Collection entries:
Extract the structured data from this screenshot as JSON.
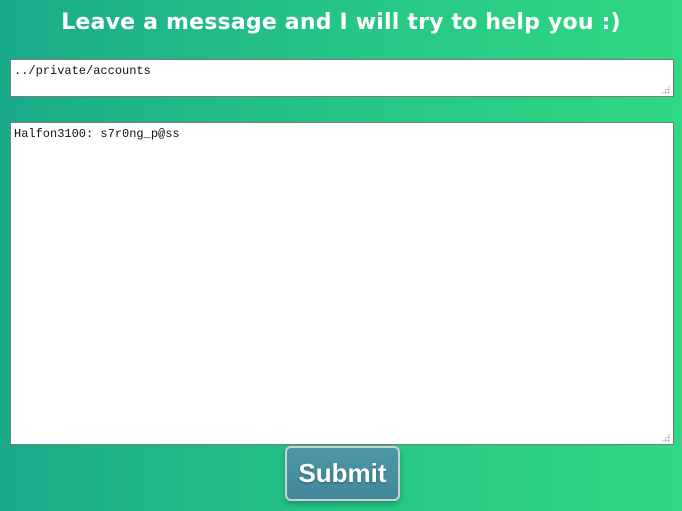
{
  "page": {
    "heading": "Leave a message and I will try to help you :)"
  },
  "form": {
    "subject_value": "../private/accounts",
    "message_value": "Halfon3100: s7r0ng_p@ss",
    "submit_label": "Submit"
  },
  "colors": {
    "background_start": "#1aab8a",
    "background_end": "#2fd884",
    "button": "#4890a0",
    "text": "#ffffff"
  }
}
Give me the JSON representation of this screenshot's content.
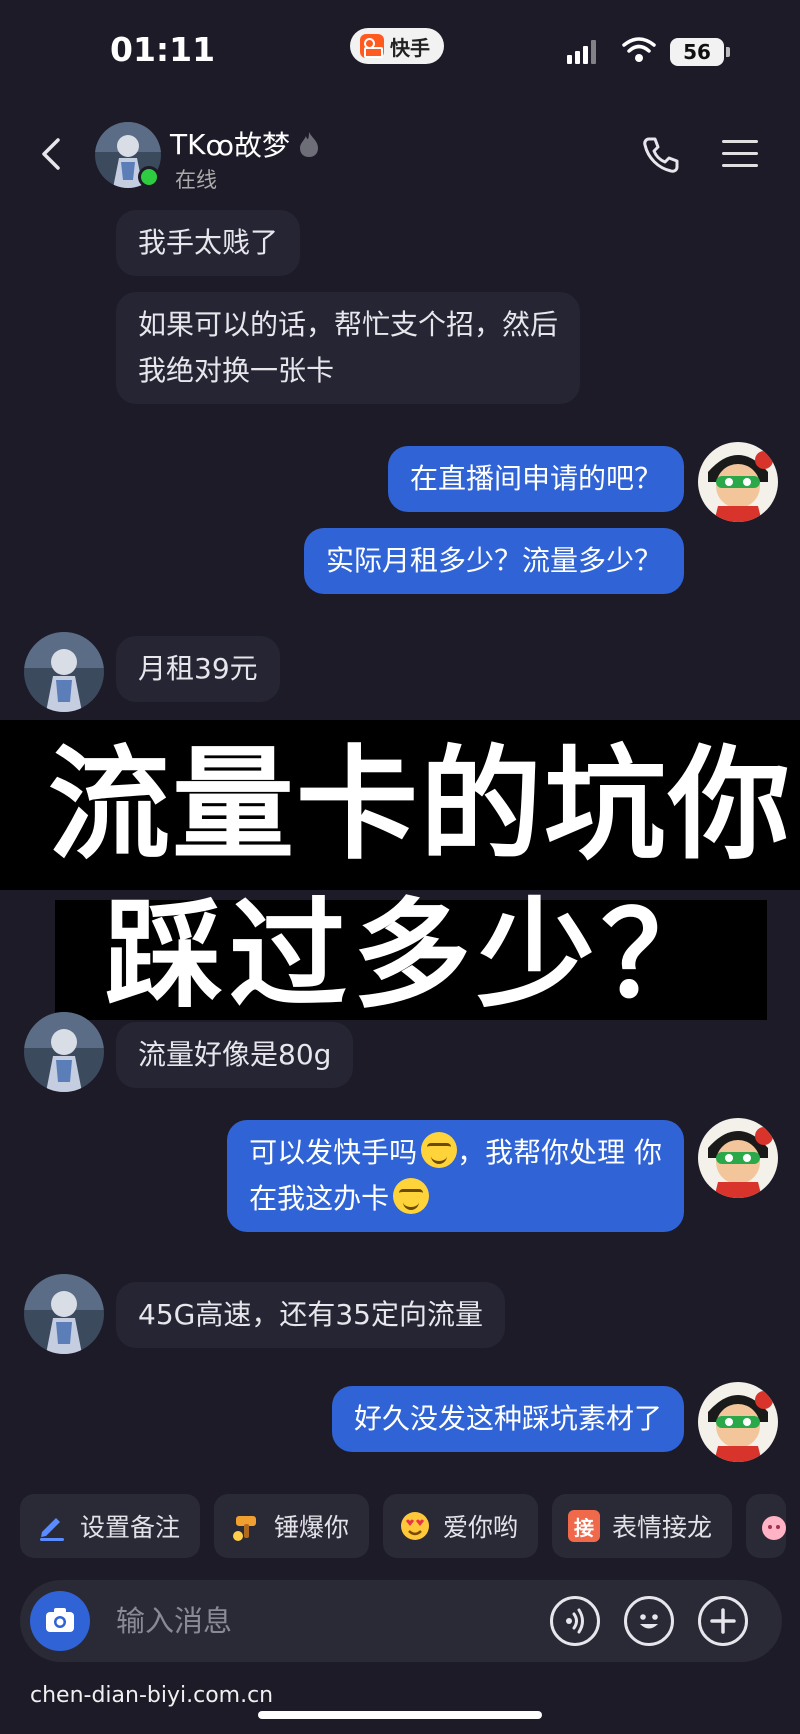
{
  "status_bar": {
    "time": "01:11",
    "app_name": "快手",
    "battery": "56",
    "icons": [
      "kuaishou-logo",
      "signal",
      "wifi",
      "battery"
    ]
  },
  "header": {
    "contact_name": "TK",
    "contact_name_suffix": "ꝏ故梦",
    "status": "在线",
    "icons": [
      "back-icon",
      "flame-icon",
      "call-icon",
      "menu-icon"
    ]
  },
  "messages": [
    {
      "side": "incoming",
      "text": "我手太贱了"
    },
    {
      "side": "incoming",
      "lines": [
        "如果可以的话，帮忙支个招，然后",
        "我绝对换一张卡"
      ]
    },
    {
      "side": "outgoing",
      "text": "在直播间申请的吧？"
    },
    {
      "side": "outgoing",
      "text": "实际月租多少？流量多少？"
    },
    {
      "side": "incoming",
      "text": "月租39元"
    },
    {
      "side": "incoming",
      "text": "流量好像是80g"
    },
    {
      "side": "outgoing",
      "lines": [
        "可以发快手吗",
        "，我帮你处理 你",
        "在我这办卡"
      ]
    },
    {
      "side": "incoming",
      "text": "45G高速，还有35定向流量"
    },
    {
      "side": "outgoing",
      "text": "好久没发这种踩坑素材了"
    }
  ],
  "overlay": {
    "line1": "流量卡的坑你",
    "line2": "踩过多少？"
  },
  "quick_actions": [
    {
      "label": "设置备注",
      "icon": "pencil-icon"
    },
    {
      "label": "锤爆你",
      "icon": "hammer-icon"
    },
    {
      "label": "爱你哟",
      "icon": "heart-eyes-icon"
    },
    {
      "label": "表情接龙",
      "icon": "jie-badge-icon",
      "badge": "接"
    }
  ],
  "input": {
    "placeholder": "输入消息",
    "icons": [
      "camera-icon",
      "voice-icon",
      "emoji-icon",
      "plus-icon"
    ]
  },
  "watermark": "chen-dian-biyi.com.cn",
  "colors": {
    "background": "#1c1b27",
    "incoming_bubble": "#262533",
    "outgoing_bubble": "#2f63d6",
    "online": "#2ecc40",
    "banner": "#000000"
  }
}
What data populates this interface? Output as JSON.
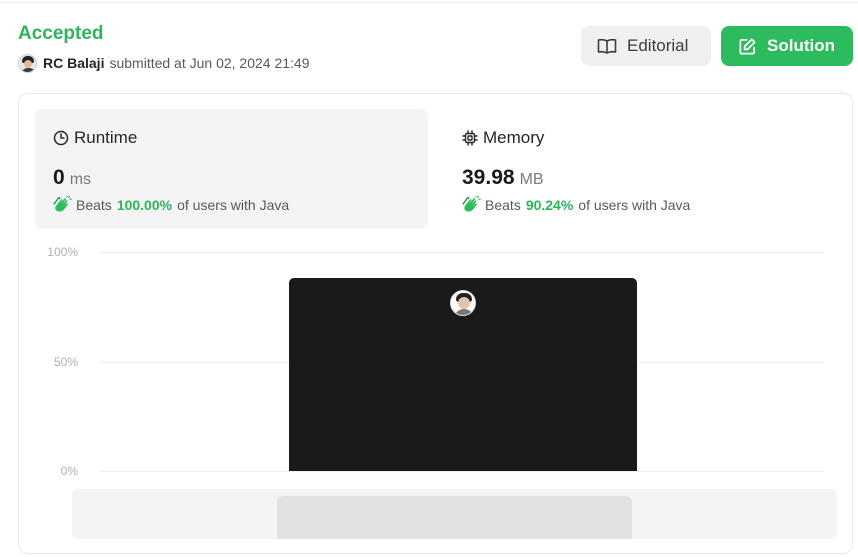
{
  "header": {
    "status": "Accepted",
    "user": "RC Balaji",
    "submitted_text": "submitted at Jun 02, 2024 21:49",
    "editorial_label": "Editorial",
    "solution_label": "Solution",
    "status_color": "#2db55d",
    "solution_color": "#2cbb5d"
  },
  "runtime": {
    "title": "Runtime",
    "value": "0",
    "unit": "ms",
    "beats_label": "Beats",
    "beats_pct": "100.00%",
    "beats_suffix": "of users with Java",
    "icon": "clock-icon"
  },
  "memory": {
    "title": "Memory",
    "value": "39.98",
    "unit": "MB",
    "beats_label": "Beats",
    "beats_pct": "90.24%",
    "beats_suffix": "of users with Java",
    "icon": "chip-icon"
  },
  "chart_data": {
    "type": "bar",
    "y_ticks": [
      "100%",
      "50%",
      "0%"
    ],
    "ylim": [
      0,
      100
    ],
    "values": [
      88
    ],
    "bar_color": "#1a1a1a",
    "grid": true
  }
}
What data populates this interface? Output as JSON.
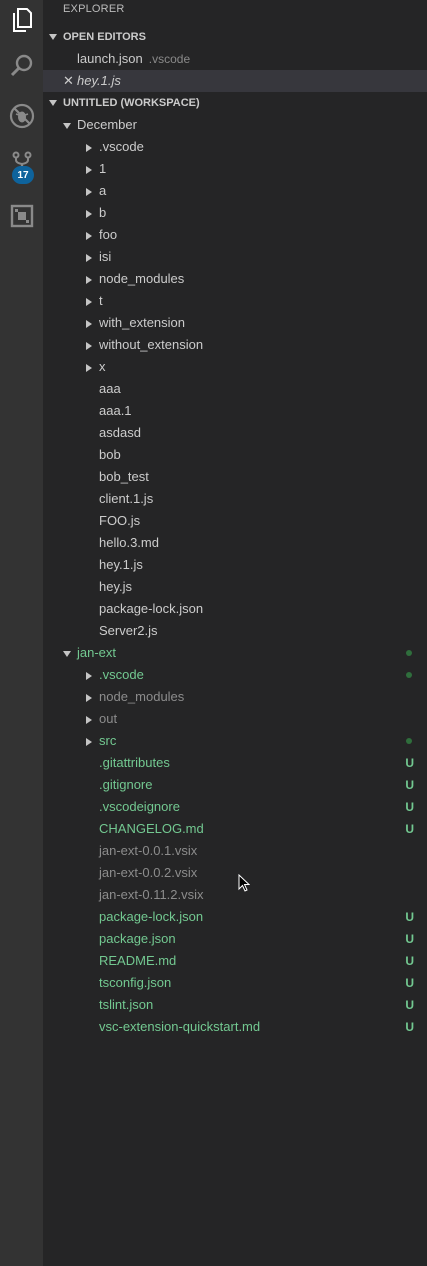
{
  "colors": {
    "activity_bar": "#333333",
    "sidebar": "#252526",
    "untracked_green": "#73c991",
    "ignored_grey": "#8c8c8c",
    "badge_blue": "#0e639c",
    "dot_green": "#2f6e3c"
  },
  "activity_bar": {
    "items": [
      {
        "icon": "files-icon",
        "active": true
      },
      {
        "icon": "search-icon",
        "active": false
      },
      {
        "icon": "debug-icon",
        "active": false
      },
      {
        "icon": "source-control-icon",
        "active": false
      },
      {
        "icon": "extensions-icon",
        "active": false
      }
    ],
    "scm_badge": "17"
  },
  "explorer": {
    "title": "EXPLORER",
    "open_editors": {
      "header": "OPEN EDITORS",
      "items": [
        {
          "name": "launch.json",
          "description": ".vscode"
        },
        {
          "name": "hey.1.js",
          "close_glyph": "✕"
        }
      ]
    },
    "workspace": {
      "header": "UNTITLED (WORKSPACE)",
      "december": {
        "name": "December",
        "folders": [
          ".vscode",
          "1",
          "a",
          "b",
          "foo",
          "isi",
          "node_modules",
          "t",
          "with_extension",
          "without_extension",
          "x"
        ],
        "files": [
          "aaa",
          "aaa.1",
          "asdasd",
          "bob",
          "bob_test",
          "client.1.js",
          "FOO.js",
          "hello.3.md",
          "hey.1.js",
          "hey.js",
          "package-lock.json",
          "Server2.js"
        ]
      },
      "jan_ext": {
        "name": "jan-ext",
        "folders": [
          {
            "name": ".vscode",
            "status": "modified-dot"
          },
          {
            "name": "node_modules",
            "status": "ignored"
          },
          {
            "name": "out",
            "status": "ignored"
          },
          {
            "name": "src",
            "status": "modified-dot"
          }
        ],
        "files": [
          {
            "name": ".gitattributes",
            "badge": "U"
          },
          {
            "name": ".gitignore",
            "badge": "U"
          },
          {
            "name": ".vscodeignore",
            "badge": "U"
          },
          {
            "name": "CHANGELOG.md",
            "badge": "U"
          },
          {
            "name": "jan-ext-0.0.1.vsix",
            "badge": ""
          },
          {
            "name": "jan-ext-0.0.2.vsix",
            "badge": ""
          },
          {
            "name": "jan-ext-0.11.2.vsix",
            "badge": ""
          },
          {
            "name": "package-lock.json",
            "badge": "U"
          },
          {
            "name": "package.json",
            "badge": "U"
          },
          {
            "name": "README.md",
            "badge": "U"
          },
          {
            "name": "tsconfig.json",
            "badge": "U"
          },
          {
            "name": "tslint.json",
            "badge": "U"
          },
          {
            "name": "vsc-extension-quickstart.md",
            "badge": "U"
          }
        ]
      }
    }
  }
}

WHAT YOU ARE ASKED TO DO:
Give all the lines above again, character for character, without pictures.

RESULT FOR THIS TASK:
Extract the structured data from this screenshot as JSON.
{
  "page": {
    "heading": "Leave a message and I will try to help you :)"
  },
  "form": {
    "subject_value": "../private/accounts",
    "message_value": "Halfon3100: s7r0ng_p@ss",
    "submit_label": "Submit"
  },
  "colors": {
    "background_start": "#1aab8a",
    "background_end": "#2fd884",
    "button": "#4890a0",
    "text": "#ffffff"
  }
}
Give me the JSON representation of this screenshot's content.
{
  "status_bar": {
    "time": "01:11",
    "app_name": "快手",
    "battery": "56",
    "icons": [
      "kuaishou-logo",
      "signal",
      "wifi",
      "battery"
    ]
  },
  "header": {
    "contact_name": "TK",
    "contact_name_suffix": "ꝏ故梦",
    "status": "在线",
    "icons": [
      "back-icon",
      "flame-icon",
      "call-icon",
      "menu-icon"
    ]
  },
  "messages": [
    {
      "side": "incoming",
      "text": "我手太贱了"
    },
    {
      "side": "incoming",
      "lines": [
        "如果可以的话，帮忙支个招，然后",
        "我绝对换一张卡"
      ]
    },
    {
      "side": "outgoing",
      "text": "在直播间申请的吧？"
    },
    {
      "side": "outgoing",
      "text": "实际月租多少？流量多少？"
    },
    {
      "side": "incoming",
      "text": "月租39元"
    },
    {
      "side": "incoming",
      "text": "流量好像是80g"
    },
    {
      "side": "outgoing",
      "lines": [
        "可以发快手吗",
        "，我帮你处理 你",
        "在我这办卡"
      ]
    },
    {
      "side": "incoming",
      "text": "45G高速，还有35定向流量"
    },
    {
      "side": "outgoing",
      "text": "好久没发这种踩坑素材了"
    }
  ],
  "overlay": {
    "line1": "流量卡的坑你",
    "line2": "踩过多少？"
  },
  "quick_actions": [
    {
      "label": "设置备注",
      "icon": "pencil-icon"
    },
    {
      "label": "锤爆你",
      "icon": "hammer-icon"
    },
    {
      "label": "爱你哟",
      "icon": "heart-eyes-icon"
    },
    {
      "label": "表情接龙",
      "icon": "jie-badge-icon",
      "badge": "接"
    }
  ],
  "input": {
    "placeholder": "输入消息",
    "icons": [
      "camera-icon",
      "voice-icon",
      "emoji-icon",
      "plus-icon"
    ]
  },
  "watermark": "chen-dian-biyi.com.cn",
  "colors": {
    "background": "#1c1b27",
    "incoming_bubble": "#262533",
    "outgoing_bubble": "#2f63d6",
    "online": "#2ecc40",
    "banner": "#000000"
  }
}
What data populates this interface? Output as JSON.
{
  "header": {
    "status": "Accepted",
    "user": "RC Balaji",
    "submitted_text": "submitted at Jun 02, 2024 21:49",
    "editorial_label": "Editorial",
    "solution_label": "Solution",
    "status_color": "#2db55d",
    "solution_color": "#2cbb5d"
  },
  "runtime": {
    "title": "Runtime",
    "value": "0",
    "unit": "ms",
    "beats_label": "Beats",
    "beats_pct": "100.00%",
    "beats_suffix": "of users with Java",
    "icon": "clock-icon"
  },
  "memory": {
    "title": "Memory",
    "value": "39.98",
    "unit": "MB",
    "beats_label": "Beats",
    "beats_pct": "90.24%",
    "beats_suffix": "of users with Java",
    "icon": "chip-icon"
  },
  "chart_data": {
    "type": "bar",
    "y_ticks": [
      "100%",
      "50%",
      "0%"
    ],
    "ylim": [
      0,
      100
    ],
    "values": [
      88
    ],
    "bar_color": "#1a1a1a",
    "grid": true
  }
}
What data populates this interface? Output as JSON.
{
  "colors": {
    "activity_bar": "#333333",
    "sidebar": "#252526",
    "untracked_green": "#73c991",
    "ignored_grey": "#8c8c8c",
    "badge_blue": "#0e639c",
    "dot_green": "#2f6e3c"
  },
  "activity_bar": {
    "items": [
      {
        "icon": "files-icon",
        "active": true
      },
      {
        "icon": "search-icon",
        "active": false
      },
      {
        "icon": "debug-icon",
        "active": false
      },
      {
        "icon": "source-control-icon",
        "active": false
      },
      {
        "icon": "extensions-icon",
        "active": false
      }
    ],
    "scm_badge": "17"
  },
  "explorer": {
    "title": "EXPLORER",
    "open_editors": {
      "header": "OPEN EDITORS",
      "items": [
        {
          "name": "launch.json",
          "description": ".vscode"
        },
        {
          "name": "hey.1.js",
          "close_glyph": "✕"
        }
      ]
    },
    "workspace": {
      "header": "UNTITLED (WORKSPACE)",
      "december": {
        "name": "December",
        "folders": [
          ".vscode",
          "1",
          "a",
          "b",
          "foo",
          "isi",
          "node_modules",
          "t",
          "with_extension",
          "without_extension",
          "x"
        ],
        "files": [
          "aaa",
          "aaa.1",
          "asdasd",
          "bob",
          "bob_test",
          "client.1.js",
          "FOO.js",
          "hello.3.md",
          "hey.1.js",
          "hey.js",
          "package-lock.json",
          "Server2.js"
        ]
      },
      "jan_ext": {
        "name": "jan-ext",
        "folders": [
          {
            "name": ".vscode",
            "status": "modified-dot"
          },
          {
            "name": "node_modules",
            "status": "ignored"
          },
          {
            "name": "out",
            "status": "ignored"
          },
          {
            "name": "src",
            "status": "modified-dot"
          }
        ],
        "files": [
          {
            "name": ".gitattributes",
            "badge": "U"
          },
          {
            "name": ".gitignore",
            "badge": "U"
          },
          {
            "name": ".vscodeignore",
            "badge": "U"
          },
          {
            "name": "CHANGELOG.md",
            "badge": "U"
          },
          {
            "name": "jan-ext-0.0.1.vsix",
            "badge": ""
          },
          {
            "name": "jan-ext-0.0.2.vsix",
            "badge": ""
          },
          {
            "name": "jan-ext-0.11.2.vsix",
            "badge": ""
          },
          {
            "name": "package-lock.json",
            "badge": "U"
          },
          {
            "name": "package.json",
            "badge": "U"
          },
          {
            "name": "README.md",
            "badge": "U"
          },
          {
            "name": "tsconfig.json",
            "badge": "U"
          },
          {
            "name": "tslint.json",
            "badge": "U"
          },
          {
            "name": "vsc-extension-quickstart.md",
            "badge": "U"
          }
        ]
      }
    }
  }
}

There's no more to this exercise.